"Like, come on man, what are we even talking about this for? This is basketball, I’m enjoying myself playing basketball. What you say and what you do is not affecting my work. That’s the most important thing is the work."

Durant's new address yielded success on and off the floor. The Warriors were flawless during the regular season, finishing with a league-best 67-15 record. That dominance continued in the playoffs, as the Warriors posted a 16-1 record, dismantling every team in its wake.

Along the way, Durant made his most convincing bid for status of the league's best player, averaging 25 points, 7.8 rebounds and 3.7 assists per game through the first three rounds. He outplayed James in the Finals, capped by a dagger 3-pointer in his rival's face in Game 3, all but sealing his first title.

But in the days after Durant's first championship parade, things began to change for him. In the ensuing years, the bonds he built began to deteriorate. His mother, Wanda, a mainstay at Oracle Arena during his first season in Oakland, had financial disagreements with her son, according to the Wall Street Journal, and rarely came around as she and his brother, Wayne, retreated back East.

On the court, even after Durant claimed his second title over James and the Cavs, his relationship with Green took a hit, as a verbal sideline spat during a game against the Clippers in Los Anglees defined his headline-plagued final Warriors season. Durant became more distant from his teammates. Then, the player who once came to the Bay seeking a family environment left feeling like distant kinfolk.
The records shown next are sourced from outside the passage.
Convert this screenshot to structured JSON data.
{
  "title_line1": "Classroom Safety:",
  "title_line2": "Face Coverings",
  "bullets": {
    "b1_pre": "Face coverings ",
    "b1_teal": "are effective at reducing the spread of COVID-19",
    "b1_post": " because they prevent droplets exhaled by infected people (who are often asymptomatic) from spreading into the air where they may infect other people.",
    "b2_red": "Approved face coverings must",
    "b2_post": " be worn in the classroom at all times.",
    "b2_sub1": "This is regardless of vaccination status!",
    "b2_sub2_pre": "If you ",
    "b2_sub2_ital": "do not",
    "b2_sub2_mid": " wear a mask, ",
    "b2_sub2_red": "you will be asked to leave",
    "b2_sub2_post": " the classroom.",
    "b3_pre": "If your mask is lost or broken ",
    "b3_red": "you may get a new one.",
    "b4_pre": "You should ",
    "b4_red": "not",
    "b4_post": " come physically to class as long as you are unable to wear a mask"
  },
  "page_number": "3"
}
[RELATED: Warriors All-21st Century Team]

"I’ll never be one of those guys," Durant told the Wall Street Journal in September. "I didn’t get drafted there. Steph Curry, obviously drafted there. Andre Iguodala, won the first Finals, first championship. Klay Thompson, drafted there. Draymond Green, drafted there. And the rest of the guys kind of rehabilitated their careers there."

Durant is basketball's superstar nomad. Since high school, Oklahoma City marked the only place that saw his talents for more than three years. In Golden State, he said he wanted to play in a system suited for his game, for a team on the rise. Now, he's hoping to win alongside friends Kyrie Irving and DeAndre Jordan in Brooklyn.

But as Durant learned in the days after he exited that Tesla in 2017, his true happiness will come from within, and no trophy or accolade can ever fill that void.